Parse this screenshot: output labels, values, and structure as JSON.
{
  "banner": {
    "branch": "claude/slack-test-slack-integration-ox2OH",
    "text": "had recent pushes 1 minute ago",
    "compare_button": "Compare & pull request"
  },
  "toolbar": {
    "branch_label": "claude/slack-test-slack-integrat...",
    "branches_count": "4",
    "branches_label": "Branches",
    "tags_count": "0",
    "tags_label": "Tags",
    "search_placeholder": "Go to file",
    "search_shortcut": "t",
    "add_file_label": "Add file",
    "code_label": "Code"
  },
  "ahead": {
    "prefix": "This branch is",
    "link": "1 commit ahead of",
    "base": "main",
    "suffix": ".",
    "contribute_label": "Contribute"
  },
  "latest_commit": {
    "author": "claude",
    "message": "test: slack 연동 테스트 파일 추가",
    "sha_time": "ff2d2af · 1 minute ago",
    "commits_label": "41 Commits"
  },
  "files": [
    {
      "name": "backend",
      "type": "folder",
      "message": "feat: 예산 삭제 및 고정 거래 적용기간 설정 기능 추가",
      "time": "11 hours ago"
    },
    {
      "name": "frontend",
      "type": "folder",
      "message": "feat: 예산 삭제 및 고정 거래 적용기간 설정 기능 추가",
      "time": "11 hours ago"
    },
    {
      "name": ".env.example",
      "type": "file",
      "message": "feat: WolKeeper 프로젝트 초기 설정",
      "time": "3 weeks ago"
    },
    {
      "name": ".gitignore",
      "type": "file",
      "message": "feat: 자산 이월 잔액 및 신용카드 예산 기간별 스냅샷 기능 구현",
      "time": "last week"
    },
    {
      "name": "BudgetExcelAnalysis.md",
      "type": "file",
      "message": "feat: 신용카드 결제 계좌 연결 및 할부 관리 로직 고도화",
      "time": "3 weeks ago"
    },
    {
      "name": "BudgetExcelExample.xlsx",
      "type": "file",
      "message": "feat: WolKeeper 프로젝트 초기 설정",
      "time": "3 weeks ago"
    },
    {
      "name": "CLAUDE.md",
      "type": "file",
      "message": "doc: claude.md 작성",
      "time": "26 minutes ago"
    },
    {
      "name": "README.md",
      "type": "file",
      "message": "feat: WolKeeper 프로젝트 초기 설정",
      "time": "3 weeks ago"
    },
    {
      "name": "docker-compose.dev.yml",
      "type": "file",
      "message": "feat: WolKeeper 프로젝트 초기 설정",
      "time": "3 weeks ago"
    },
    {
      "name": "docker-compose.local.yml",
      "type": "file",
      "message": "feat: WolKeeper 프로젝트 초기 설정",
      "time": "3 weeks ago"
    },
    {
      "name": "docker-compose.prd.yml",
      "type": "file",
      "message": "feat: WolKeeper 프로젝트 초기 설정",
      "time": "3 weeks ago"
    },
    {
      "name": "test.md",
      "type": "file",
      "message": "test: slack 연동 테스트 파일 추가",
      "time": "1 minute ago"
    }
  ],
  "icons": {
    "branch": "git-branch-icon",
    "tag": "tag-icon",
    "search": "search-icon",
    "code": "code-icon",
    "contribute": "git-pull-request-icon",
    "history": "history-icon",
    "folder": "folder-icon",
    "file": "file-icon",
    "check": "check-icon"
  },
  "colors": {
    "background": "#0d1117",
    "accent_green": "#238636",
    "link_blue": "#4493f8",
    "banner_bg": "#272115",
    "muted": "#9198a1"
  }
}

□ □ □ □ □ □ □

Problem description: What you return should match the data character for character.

Solution to this task:
Parse this screenshot: output labels, values, and structure as JSON.
{
  "banner": {
    "branch": "claude/slack-test-slack-integration-ox2OH",
    "text": "had recent pushes 1 minute ago",
    "compare_button": "Compare & pull request"
  },
  "toolbar": {
    "branch_label": "claude/slack-test-slack-integrat...",
    "branches_count": "4",
    "branches_label": "Branches",
    "tags_count": "0",
    "tags_label": "Tags",
    "search_placeholder": "Go to file",
    "search_shortcut": "t",
    "add_file_label": "Add file",
    "code_label": "Code"
  },
  "ahead": {
    "prefix": "This branch is",
    "link": "1 commit ahead of",
    "base": "main",
    "suffix": ".",
    "contribute_label": "Contribute"
  },
  "latest_commit": {
    "author": "claude",
    "message": "test: slack 연동 테스트 파일 추가",
    "sha_time": "ff2d2af · 1 minute ago",
    "commits_label": "41 Commits"
  },
  "files": [
    {
      "name": "backend",
      "type": "folder",
      "message": "feat: 예산 삭제 및 고정 거래 적용기간 설정 기능 추가",
      "time": "11 hours ago"
    },
    {
      "name": "frontend",
      "type": "folder",
      "message": "feat: 예산 삭제 및 고정 거래 적용기간 설정 기능 추가",
      "time": "11 hours ago"
    },
    {
      "name": ".env.example",
      "type": "file",
      "message": "feat: WolKeeper 프로젝트 초기 설정",
      "time": "3 weeks ago"
    },
    {
      "name": ".gitignore",
      "type": "file",
      "message": "feat: 자산 이월 잔액 및 신용카드 예산 기간별 스냅샷 기능 구현",
      "time": "last week"
    },
    {
      "name": "BudgetExcelAnalysis.md",
      "type": "file",
      "message": "feat: 신용카드 결제 계좌 연결 및 할부 관리 로직 고도화",
      "time": "3 weeks ago"
    },
    {
      "name": "BudgetExcelExample.xlsx",
      "type": "file",
      "message": "feat: WolKeeper 프로젝트 초기 설정",
      "time": "3 weeks ago"
    },
    {
      "name": "CLAUDE.md",
      "type": "file",
      "message": "doc: claude.md 작성",
      "time": "26 minutes ago"
    },
    {
      "name": "README.md",
      "type": "file",
      "message": "feat: WolKeeper 프로젝트 초기 설정",
      "time": "3 weeks ago"
    },
    {
      "name": "docker-compose.dev.yml",
      "type": "file",
      "message": "feat: WolKeeper 프로젝트 초기 설정",
      "time": "3 weeks ago"
    },
    {
      "name": "docker-compose.local.yml",
      "type": "file",
      "message": "feat: WolKeeper 프로젝트 초기 설정",
      "time": "3 weeks ago"
    },
    {
      "name": "docker-compose.prd.yml",
      "type": "file",
      "message": "feat: WolKeeper 프로젝트 초기 설정",
      "time": "3 weeks ago"
    },
    {
      "name": "test.md",
      "type": "file",
      "message": "test: slack 연동 테스트 파일 추가",
      "time": "1 minute ago"
    }
  ],
  "icons": {
    "branch": "git-branch-icon",
    "tag": "tag-icon",
    "search": "search-icon",
    "code": "code-icon",
    "contribute": "git-pull-request-icon",
    "history": "history-icon",
    "folder": "folder-icon",
    "file": "file-icon",
    "check": "check-icon"
  },
  "colors": {
    "background": "#0d1117",
    "accent_green": "#238636",
    "link_blue": "#4493f8",
    "banner_bg": "#272115",
    "muted": "#9198a1"
  }
}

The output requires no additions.